Page: 660


Senator SCHACHT (Minister for Small Business, Customs and Construction) (4.56 p.m.) —I want to make some brief comments on the contributions made by senators in this debate. First of all, Senator Woodley criticised the complexity of the administration of the Department of Social Security. The government and the department recognise the importance of making social security as accessible as possible. The new plain English Social Security Act is a pioneering attempt to make complex legislation more accessible to lay people. Although it has its critics, the act has been welcomed by leading academics and welfare rights organisations.

  Senator Woodley also referred to the complexity of social security application forms. The department is re-engineering its existing practice with a view to having a common admission practice across all the department's programs. Senator Woodley also referred to a large volume of social security correspondence sent to the department's clients. The department recognises that there is concern on this matter and is currently reviewing this area. I suspect that only Australia Post would have a different view about the large number of letters being sent, but we do accept that there is concern in this area and that it should be addressed.

  The other area is the issue of the health care card and the assets test, which has been raised in the debate. The government will not be able to accept that amendment, and we will debate it in committee. But I would say generally that some honourable senators in this debate got a bit excited and emotional on this issue.

  We have already indicated in the Senate supplementary estimates hearing earlier this year that very few people—I think, around 100—got access to the new benefit because of the misinterpretation of information sent out. We have acknowledged that it was a mistake. The Minister for Schools, Vocational Education and Training, Mr Free, has acknowledged that there was an administrative mistake and has put into place a review of all those procedures.

  We believe that if the amendment moved by Senator Teague is carried, in view of the publicity now, the cost to the revenue would be quite substantial. I will deal with that in the committee stage. Therefore, we do not think the debate on the legislation itself is the most appropriate place to deal with this issue.


Senator Teague —We think it is, and we will persist with our request.


Senator SCHACHT —I am expressing my view. I do not always expect Senator Teague to agree. I wish he would. It would make his performance better, I suppose, if he always agreed with me.


Senator Panizza —From your performance this afternoon, I don't think so, Senator Schacht.

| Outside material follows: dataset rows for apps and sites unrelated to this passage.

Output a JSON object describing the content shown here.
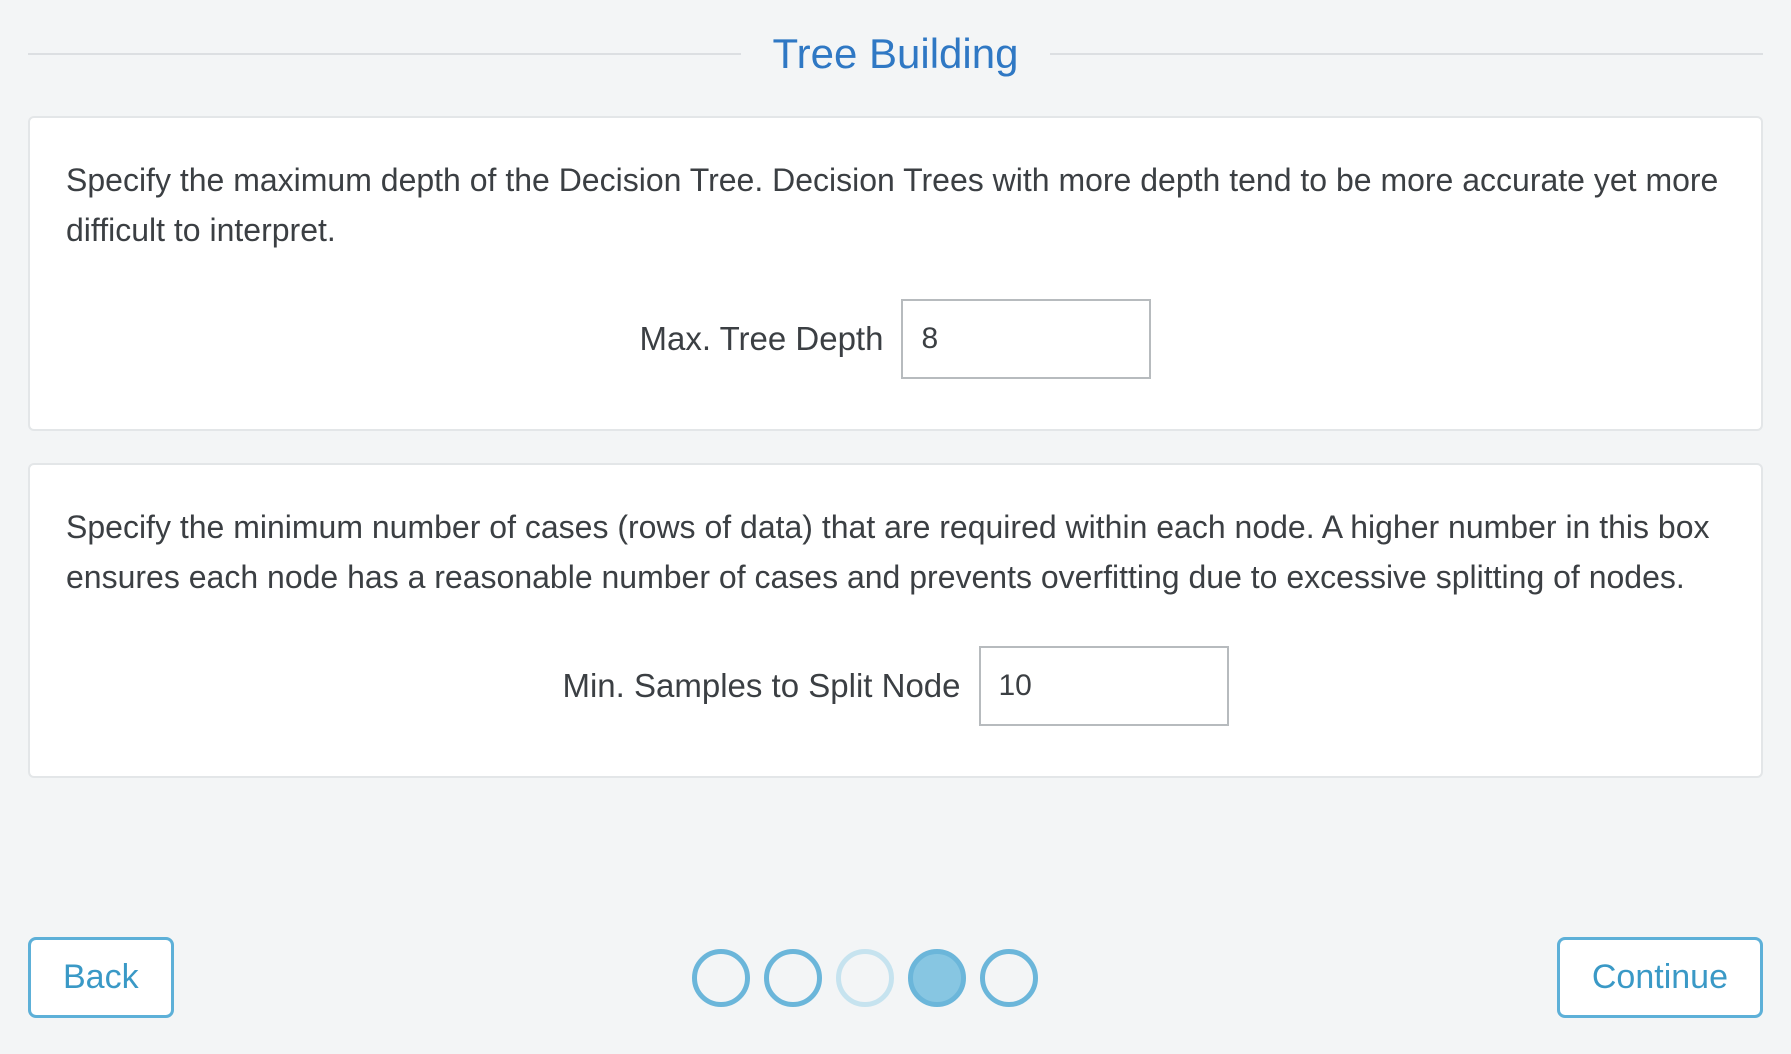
{
  "header": {
    "title": "Tree Building"
  },
  "cards": {
    "max_depth": {
      "description": "Specify the maximum depth of the Decision Tree. Decision Trees with more depth tend to be more accurate yet more difficult to interpret.",
      "label": "Max. Tree Depth",
      "value": "8"
    },
    "min_samples": {
      "description": "Specify the minimum number of cases (rows of data) that are required within each node. A higher number in this box ensures each node has a reasonable number of cases and prevents overfitting due to excessive splitting of nodes.",
      "label": "Min. Samples to Split Node",
      "value": "10"
    }
  },
  "nav": {
    "back_label": "Back",
    "continue_label": "Continue",
    "steps_total": 5,
    "current_step_index": 3
  }
}
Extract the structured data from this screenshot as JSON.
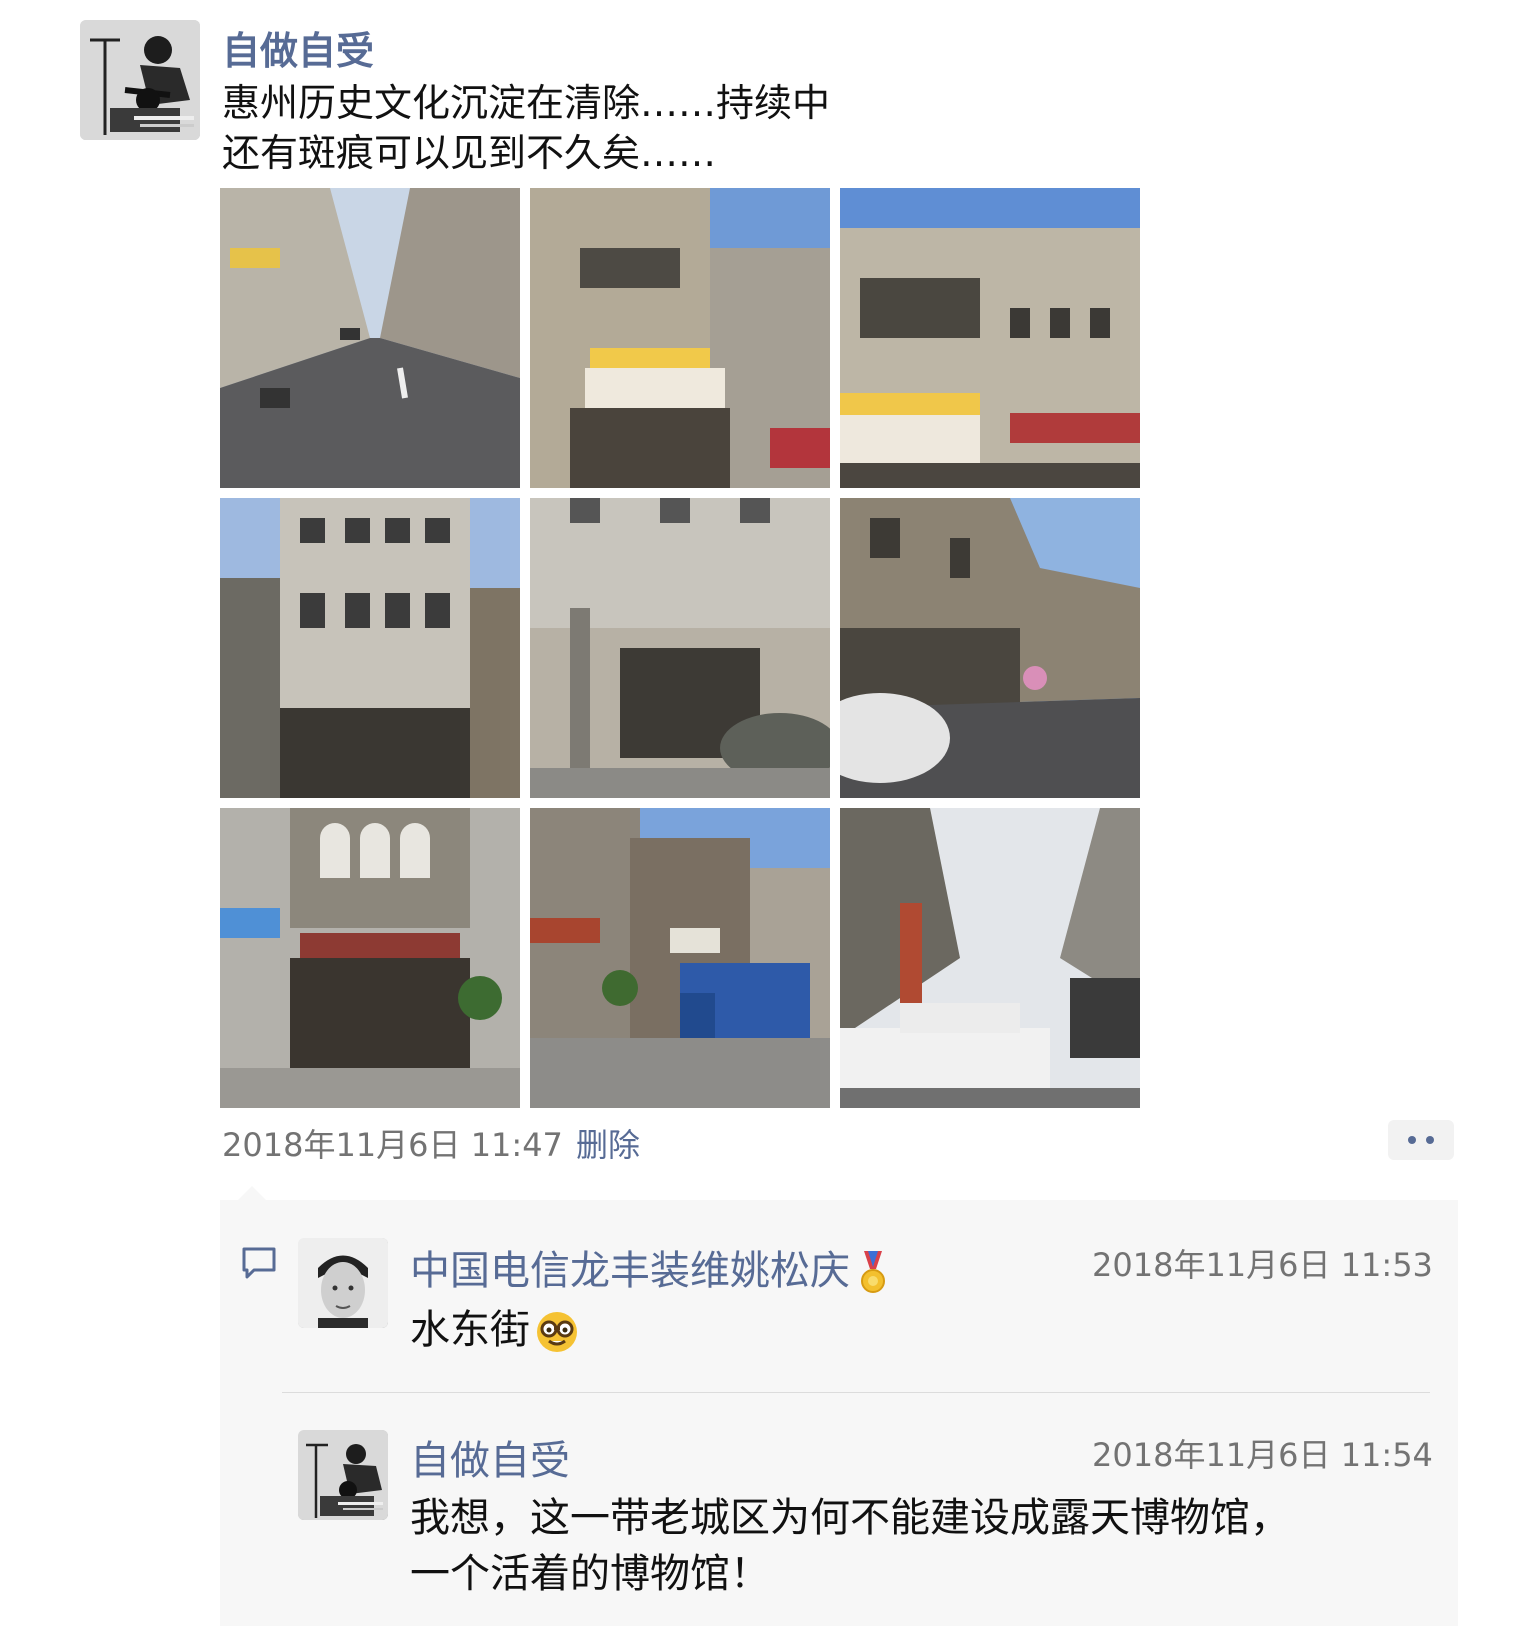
{
  "post": {
    "author": "自做自受",
    "text_line1": "惠州历史文化沉淀在清除……持续中",
    "text_line2": "还有斑痕可以见到不久矣……",
    "timestamp": "2018年11月6日 11:47",
    "delete_label": "删除",
    "photo_count": 9
  },
  "comments": [
    {
      "author": "中国电信龙丰装维姚松庆",
      "badge_icon": "medal-icon",
      "time": "2018年11月6日 11:53",
      "text": "水东街",
      "emoji_icon": "nerd-face-emoji-icon"
    },
    {
      "author": "自做自受",
      "time": "2018年11月6日 11:54",
      "text_line1": "我想，这一带老城区为何不能建设成露天博物馆，",
      "text_line2": "一个活着的博物馆！"
    }
  ],
  "icons": {
    "more": "more-dots-icon",
    "comment": "comment-bubble-icon"
  },
  "colors": {
    "link": "#576b95",
    "meta": "#737373",
    "comment_bg": "#f7f7f7"
  }
}
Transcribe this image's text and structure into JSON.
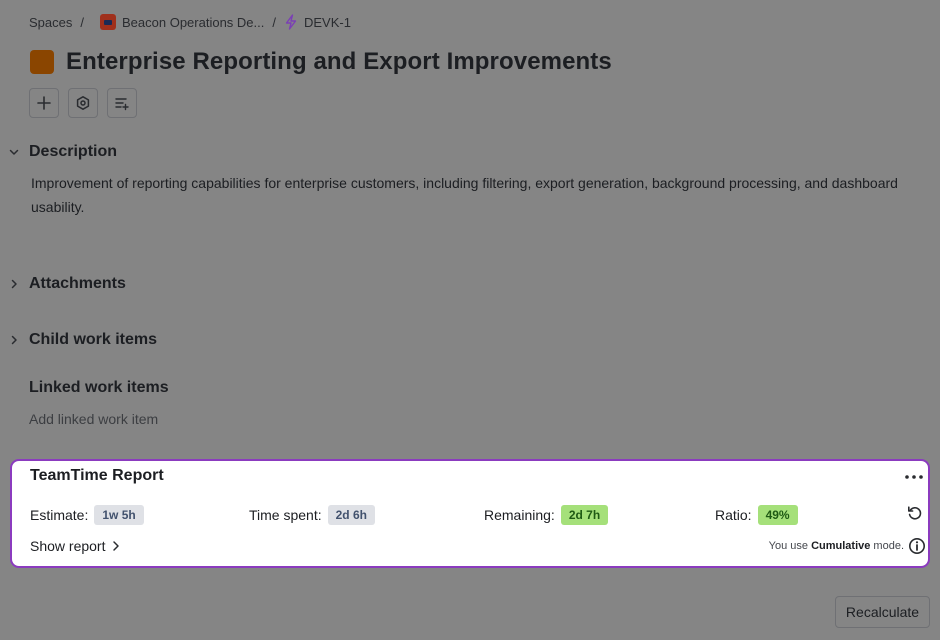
{
  "breadcrumb": {
    "spaces": "Spaces",
    "project": "Beacon Operations De...",
    "issue_key": "DEVK-1",
    "separator": "/"
  },
  "issue": {
    "title": "Enterprise Reporting and Export Improvements"
  },
  "sections": {
    "description": {
      "heading": "Description",
      "text": "Improvement of reporting capabilities for enterprise customers, including filtering, export generation, background processing, and dashboard usability."
    },
    "attachments": {
      "heading": "Attachments"
    },
    "child_items": {
      "heading": "Child work items"
    },
    "linked_items": {
      "heading": "Linked work items",
      "add_label": "Add linked work item"
    }
  },
  "teamtime": {
    "title": "TeamTime Report",
    "estimate": {
      "label": "Estimate:",
      "value": "1w 5h"
    },
    "time_spent": {
      "label": "Time spent:",
      "value": "2d 6h"
    },
    "remaining": {
      "label": "Remaining:",
      "value": "2d 7h"
    },
    "ratio": {
      "label": "Ratio:",
      "value": "49%"
    },
    "show_report": "Show report",
    "mode_prefix": "You use",
    "mode_name": "Cumulative",
    "mode_suffix": "mode."
  },
  "actions": {
    "recalculate": "Recalculate"
  },
  "colors": {
    "panel_border": "#8b3bbf",
    "lozenge_green": "#a5e07a",
    "lozenge_gray": "#dfe1e6",
    "work_type": "#8a4500",
    "overlay": "#858585"
  },
  "icons": {
    "toolbar": [
      "plus-icon",
      "settings-hexagon-icon",
      "list-add-icon"
    ],
    "panel": [
      "more-icon",
      "refresh-icon",
      "info-icon"
    ]
  }
}
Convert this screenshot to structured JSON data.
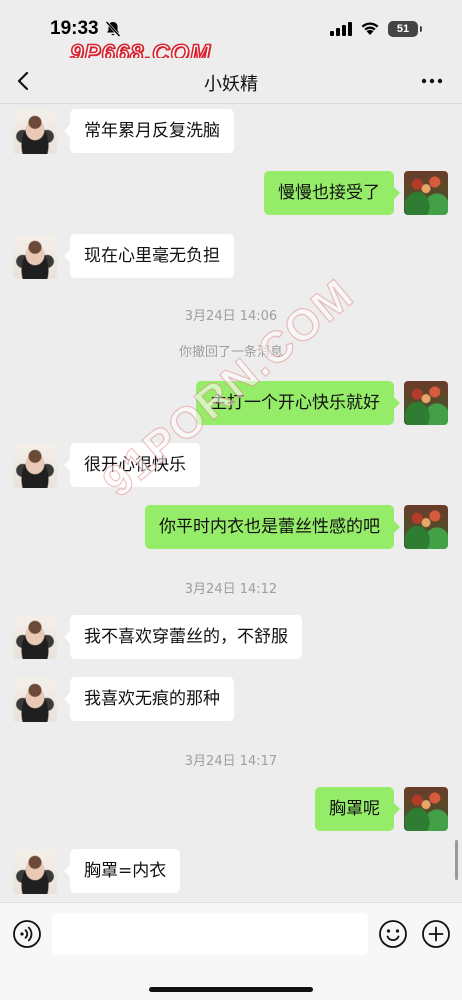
{
  "status_bar": {
    "time": "19:33",
    "battery": "51",
    "watermark": "9P668.COM",
    "icons": [
      "bell-muted-icon",
      "signal-icon",
      "wifi-icon",
      "battery-icon"
    ]
  },
  "header": {
    "title": "小妖精",
    "icons": [
      "back-icon",
      "more-icon"
    ]
  },
  "watermark_diagonal": "91PORN.COM",
  "messages": [
    {
      "type": "text",
      "side": "in",
      "text": "常年累月反复洗脑"
    },
    {
      "type": "text",
      "side": "out",
      "text": "慢慢也接受了"
    },
    {
      "type": "text",
      "side": "in",
      "text": "现在心里毫无负担"
    },
    {
      "type": "time",
      "text": "3月24日 14:06"
    },
    {
      "type": "system",
      "text": "你撤回了一条消息"
    },
    {
      "type": "text",
      "side": "out",
      "text": "主打一个开心快乐就好"
    },
    {
      "type": "text",
      "side": "in",
      "text": "很开心很快乐"
    },
    {
      "type": "text",
      "side": "out",
      "text": "你平时内衣也是蕾丝性感的吧"
    },
    {
      "type": "time",
      "text": "3月24日 14:12"
    },
    {
      "type": "text",
      "side": "in",
      "text": "我不喜欢穿蕾丝的，不舒服"
    },
    {
      "type": "text",
      "side": "in",
      "text": "我喜欢无痕的那种"
    },
    {
      "type": "time",
      "text": "3月24日 14:17"
    },
    {
      "type": "text",
      "side": "out",
      "text": "胸罩呢"
    },
    {
      "type": "text",
      "side": "in",
      "text": "胸罩=内衣"
    }
  ],
  "input_bar": {
    "placeholder": "",
    "value": "",
    "icons": [
      "voice-icon",
      "emoji-icon",
      "plus-icon"
    ]
  },
  "colors": {
    "background": "#ededed",
    "outgoing_bubble": "#95ec69",
    "incoming_bubble": "#ffffff",
    "system_text": "#9e9e9e",
    "watermark_red": "#d9232f"
  }
}
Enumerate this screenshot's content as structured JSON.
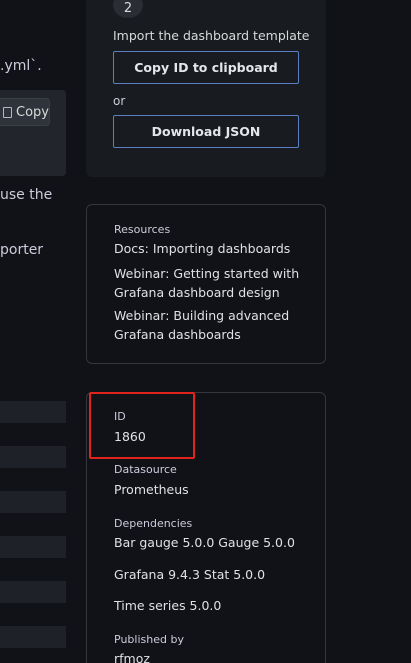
{
  "left": {
    "text_1": ".yml`.",
    "copy_label": "Copy",
    "text_2": "use the",
    "text_3": "porter"
  },
  "import": {
    "step_number": "2",
    "title": "Import the dashboard template",
    "copy_id_label": "Copy ID to clipboard",
    "or_label": "or",
    "download_label": "Download JSON"
  },
  "resources": {
    "heading": "Resources",
    "links": [
      "Docs: Importing dashboards",
      "Webinar: Getting started with Grafana dashboard design",
      "Webinar: Building advanced Grafana dashboards"
    ]
  },
  "meta": {
    "id_label": "ID",
    "id_value": "1860",
    "datasource_label": "Datasource",
    "datasource_value": "Prometheus",
    "dependencies_label": "Dependencies",
    "dependencies": [
      "Bar gauge 5.0.0 Gauge 5.0.0",
      "Grafana 9.4.3 Stat 5.0.0",
      "Time series 5.0.0"
    ],
    "published_label": "Published by",
    "published_value": "rfmoz"
  },
  "colors": {
    "background": "#111217",
    "card_background": "#181b1f",
    "button_border": "#5b7fc2",
    "highlight": "#e0241b"
  }
}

Senator SCHACHT —I know I should not provoke those opposite. It is like throwing a smelly old bone to a couple of hungry dogs. We do not believe that that amendment is appropriate, and we will explain that in the committee stage. We will oppose that amendment. The government opposes Senator Bell's amendments Nos 1 to 9 which deal with supplement loans repayments, but it does accept amendments Nos 10 and 11 which deal with concerns expressed by the Standing Committee for the Scrutiny of Bills.

  Question resolved in the affirmative.

  Bills read a second time.

STUDENT ASSISTANCE AMENDMENT BILL 1994

  The Bill.